The discovery of gravitational waves in 2015 sparked a new era of astronomy. Heavy stellar black holes have been seen interacting and merging, and some of them must have been created by stars much bigger than our Sun. This led researchers to wonder: how many of these stars are there in the universe?
As reported in The Astrophysical Journal Letters, the researchers estimate that less than 14 percent of all massive stars in the universe will become black holes around 30 times the mass of the Sun that will eventually merge. Meanwhile, black hole pairs between two and four times as heavy as the Sun are the result of less than 0.8 percent of all massive stars.
"Researchers up until now have theorized the formation and existence for pairs of black holes in the universe, but the origins of their predecessors, stars, still remains a mystery," Vanderbilt astrophysicist and lead author of the study Karan Jani said in a statement. "With this study, we did a forensic study of colliding black holes using the astrophysical observations that are currently available.

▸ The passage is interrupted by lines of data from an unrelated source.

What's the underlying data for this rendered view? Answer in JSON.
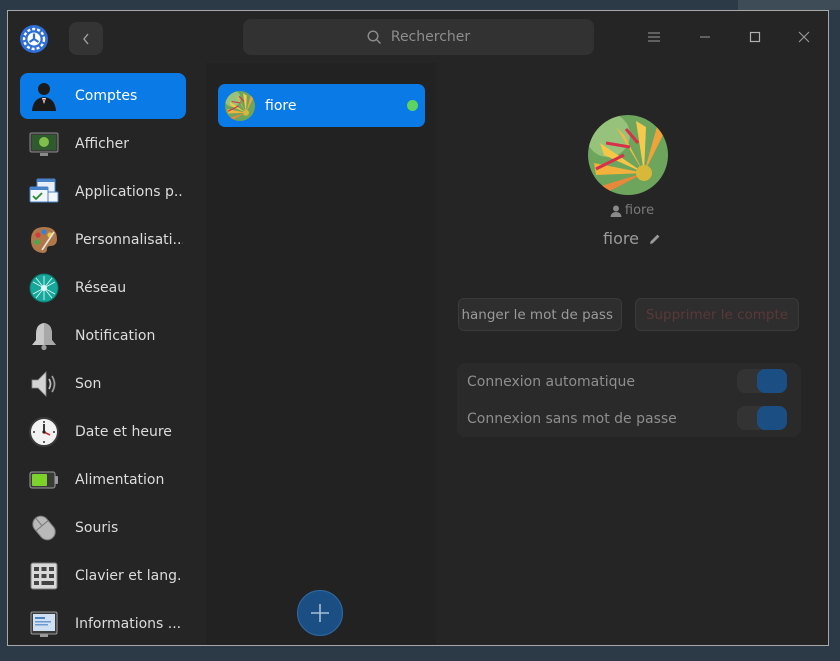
{
  "search": {
    "placeholder": "Rechercher"
  },
  "sidebar": {
    "items": [
      {
        "label": "Comptes",
        "icon": "accounts-icon",
        "active": true
      },
      {
        "label": "Afficher",
        "icon": "display-icon"
      },
      {
        "label": "Applications p...",
        "icon": "default-apps-icon"
      },
      {
        "label": "Personnalisati...",
        "icon": "personalization-icon"
      },
      {
        "label": "Réseau",
        "icon": "network-icon"
      },
      {
        "label": "Notification",
        "icon": "notification-icon"
      },
      {
        "label": "Son",
        "icon": "sound-icon"
      },
      {
        "label": "Date et heure",
        "icon": "clock-icon"
      },
      {
        "label": "Alimentation",
        "icon": "power-icon"
      },
      {
        "label": "Souris",
        "icon": "mouse-icon"
      },
      {
        "label": "Clavier et lang...",
        "icon": "keyboard-icon"
      },
      {
        "label": "Informations ...",
        "icon": "system-info-icon"
      }
    ]
  },
  "users": {
    "items": [
      {
        "name": "fiore",
        "online": true
      }
    ]
  },
  "account": {
    "login_name": "fiore",
    "full_name": "fiore",
    "change_password_label": "hanger le mot de pass",
    "delete_label": "Supprimer le compte",
    "options": [
      {
        "label": "Connexion automatique",
        "enabled": true
      },
      {
        "label": "Connexion sans mot de passe",
        "enabled": true
      }
    ]
  },
  "colors": {
    "accent": "#0a7ae6",
    "online": "#5fd35f",
    "toggle_on": "#1b4f83"
  }
}
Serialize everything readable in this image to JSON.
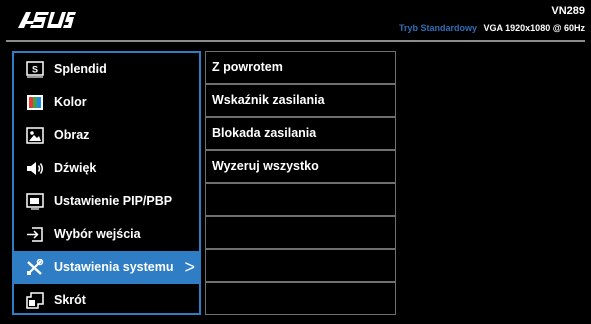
{
  "header": {
    "logo": "ASUS",
    "model": "VN289",
    "mode": "Tryb Standardowy",
    "signal": "VGA  1920x1080 @ 60Hz"
  },
  "colors": {
    "accent": "#2f7ec5",
    "mode_text": "#2e6db8",
    "background": "#000000"
  },
  "main_menu": [
    {
      "label": "Splendid",
      "icon": "splendid-icon"
    },
    {
      "label": "Kolor",
      "icon": "color-icon"
    },
    {
      "label": "Obraz",
      "icon": "image-icon"
    },
    {
      "label": "Dźwięk",
      "icon": "speaker-icon"
    },
    {
      "label": "Ustawienie PIP/PBP",
      "icon": "pip-icon"
    },
    {
      "label": "Wybór wejścia",
      "icon": "input-select-icon"
    },
    {
      "label": "Ustawienia systemu",
      "icon": "system-settings-icon",
      "selected": true,
      "arrow": ">"
    },
    {
      "label": "Skrót",
      "icon": "shortcut-icon"
    }
  ],
  "sub_menu": [
    {
      "label": "Z powrotem"
    },
    {
      "label": "Wskaźnik zasilania"
    },
    {
      "label": "Blokada zasilania"
    },
    {
      "label": "Wyzeruj wszystko"
    },
    {
      "label": ""
    },
    {
      "label": ""
    },
    {
      "label": ""
    },
    {
      "label": ""
    }
  ]
}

In the process, we developed a fundamental constraint, or budget, which tells us about the fraction of stars since the beginning of the universe that are destined to collide as black holes."
The astronomers' starting point was the type and location of gravitational wave events detected by the LIGO and Virgo observatories. On top of that, they placed constraints on the number of available stars in the universe, the number of stars in the right mass range to form these large black holes, their end-of-life processes, the formation of close-by similarly sized black holes, and, eventually, their collision. Many of these collisions are now being detected by LIGO. These constraints produced a framework that allowed the team to estimate the budget.
"From the current observations, we find that 14 percent of all the massive stars in the universe are destined to collide as black holes. That's remarkable efficiency on nature's part," added Jani. "These added constraints in our framework should help researchers trace the histories of black holes, answering old questions and undoubtedly opening up more exotic scenarios."
As always with science, future observations and new theories might change this value, but it is interesting to have a starting point for the discussion.